One way of understanding the main, but not only, concept behind TIIMS is to view it in much the same way as you would an autopilot in an aircraft.
Pilots easily fall under the category of white-collar professionals. Pilots do not work on assembly lines, yet they do enjoy a high degree of automation.
Modern aircraft, especially commercial airliners and military aircraft, are in many cases equipped with enough technology to allow them to almost fly themselves. In fact, it is more correct to say that the pilot’s primary role during such flights is to oversee the computers, the autopilot, which in turn handles most of the mechanics of flying the aircraft. Naturally, human pilots are capable of performing many tasks that an autopilot cannot, including emergency situations. That said, however, much of today’s flight takes place in a hands-off mode of operation.

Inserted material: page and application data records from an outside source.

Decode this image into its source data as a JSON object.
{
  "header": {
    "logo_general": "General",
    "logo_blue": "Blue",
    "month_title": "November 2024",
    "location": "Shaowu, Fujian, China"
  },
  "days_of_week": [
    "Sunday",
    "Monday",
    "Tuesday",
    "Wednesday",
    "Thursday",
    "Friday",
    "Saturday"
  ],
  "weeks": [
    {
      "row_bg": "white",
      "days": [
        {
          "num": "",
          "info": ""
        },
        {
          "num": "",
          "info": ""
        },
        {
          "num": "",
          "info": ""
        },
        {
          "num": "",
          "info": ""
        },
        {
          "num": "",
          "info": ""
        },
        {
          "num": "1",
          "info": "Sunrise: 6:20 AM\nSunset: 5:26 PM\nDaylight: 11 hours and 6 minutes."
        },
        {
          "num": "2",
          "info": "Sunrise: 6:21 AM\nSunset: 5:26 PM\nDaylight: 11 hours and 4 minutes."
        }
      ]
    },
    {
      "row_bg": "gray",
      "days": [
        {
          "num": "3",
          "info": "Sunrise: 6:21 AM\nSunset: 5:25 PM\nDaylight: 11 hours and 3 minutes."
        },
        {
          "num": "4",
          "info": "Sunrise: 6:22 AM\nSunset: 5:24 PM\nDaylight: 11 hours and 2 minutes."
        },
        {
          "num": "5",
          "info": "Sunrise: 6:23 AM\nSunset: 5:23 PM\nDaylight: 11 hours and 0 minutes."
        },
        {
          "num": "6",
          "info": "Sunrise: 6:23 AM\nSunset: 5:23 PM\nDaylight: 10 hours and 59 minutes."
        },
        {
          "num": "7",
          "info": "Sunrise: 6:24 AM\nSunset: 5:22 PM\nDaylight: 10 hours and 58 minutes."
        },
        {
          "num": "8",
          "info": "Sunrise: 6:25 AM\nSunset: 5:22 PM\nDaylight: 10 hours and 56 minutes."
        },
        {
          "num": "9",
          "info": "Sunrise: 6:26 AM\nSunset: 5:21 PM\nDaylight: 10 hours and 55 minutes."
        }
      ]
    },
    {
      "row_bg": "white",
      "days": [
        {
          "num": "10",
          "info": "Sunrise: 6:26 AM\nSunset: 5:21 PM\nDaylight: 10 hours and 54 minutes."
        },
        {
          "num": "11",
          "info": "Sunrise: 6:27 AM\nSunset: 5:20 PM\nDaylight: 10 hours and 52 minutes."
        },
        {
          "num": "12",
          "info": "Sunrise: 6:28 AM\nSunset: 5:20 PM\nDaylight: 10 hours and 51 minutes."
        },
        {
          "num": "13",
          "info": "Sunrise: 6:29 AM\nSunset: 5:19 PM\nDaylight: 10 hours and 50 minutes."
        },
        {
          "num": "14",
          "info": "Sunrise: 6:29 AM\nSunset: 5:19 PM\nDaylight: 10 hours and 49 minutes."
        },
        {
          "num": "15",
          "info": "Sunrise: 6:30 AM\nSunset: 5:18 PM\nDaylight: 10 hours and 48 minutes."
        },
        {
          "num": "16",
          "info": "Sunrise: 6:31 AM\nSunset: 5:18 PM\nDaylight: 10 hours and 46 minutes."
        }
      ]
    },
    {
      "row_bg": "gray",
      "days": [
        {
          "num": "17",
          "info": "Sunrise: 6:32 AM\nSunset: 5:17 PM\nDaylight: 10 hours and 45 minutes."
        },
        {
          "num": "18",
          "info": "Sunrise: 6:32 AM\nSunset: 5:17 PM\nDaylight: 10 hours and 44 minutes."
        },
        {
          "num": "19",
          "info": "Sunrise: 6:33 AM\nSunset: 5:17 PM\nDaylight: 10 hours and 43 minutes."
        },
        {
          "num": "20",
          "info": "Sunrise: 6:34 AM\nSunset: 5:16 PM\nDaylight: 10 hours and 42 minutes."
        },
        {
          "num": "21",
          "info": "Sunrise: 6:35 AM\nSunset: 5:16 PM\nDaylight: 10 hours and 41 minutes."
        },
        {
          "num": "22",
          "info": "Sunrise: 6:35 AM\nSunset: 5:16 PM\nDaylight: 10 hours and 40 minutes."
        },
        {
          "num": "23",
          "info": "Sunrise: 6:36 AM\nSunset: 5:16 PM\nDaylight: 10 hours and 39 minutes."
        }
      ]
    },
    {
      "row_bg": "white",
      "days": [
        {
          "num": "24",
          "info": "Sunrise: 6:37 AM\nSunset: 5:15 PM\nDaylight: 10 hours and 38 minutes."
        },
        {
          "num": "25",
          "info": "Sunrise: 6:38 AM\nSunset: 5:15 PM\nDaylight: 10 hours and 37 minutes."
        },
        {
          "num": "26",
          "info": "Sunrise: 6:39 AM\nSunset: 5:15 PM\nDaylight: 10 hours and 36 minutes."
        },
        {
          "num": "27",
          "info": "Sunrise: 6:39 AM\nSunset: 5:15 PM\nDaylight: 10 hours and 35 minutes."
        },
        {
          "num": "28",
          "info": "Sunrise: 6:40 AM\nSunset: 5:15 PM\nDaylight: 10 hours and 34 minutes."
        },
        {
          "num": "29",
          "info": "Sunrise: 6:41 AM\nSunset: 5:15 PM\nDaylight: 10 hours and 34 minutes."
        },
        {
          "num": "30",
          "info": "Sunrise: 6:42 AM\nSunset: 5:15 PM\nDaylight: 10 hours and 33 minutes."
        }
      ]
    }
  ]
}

Using an autopilot as an analogy, TIIMS software works by assisting office workers with routine daily tasks as well as in the decision making process. In the same way that an autopilot is not a blue-collar or low-level technology, assisting first officers and airline captains at the height of the executive chain of command, so can TIIMS assist white-collar office workers with their daily job functions, even at the management and executive levels. TIIMS can in some cases eliminate the need for certain white-collar job functions, even at supervisory and management levels, by automating them entirely.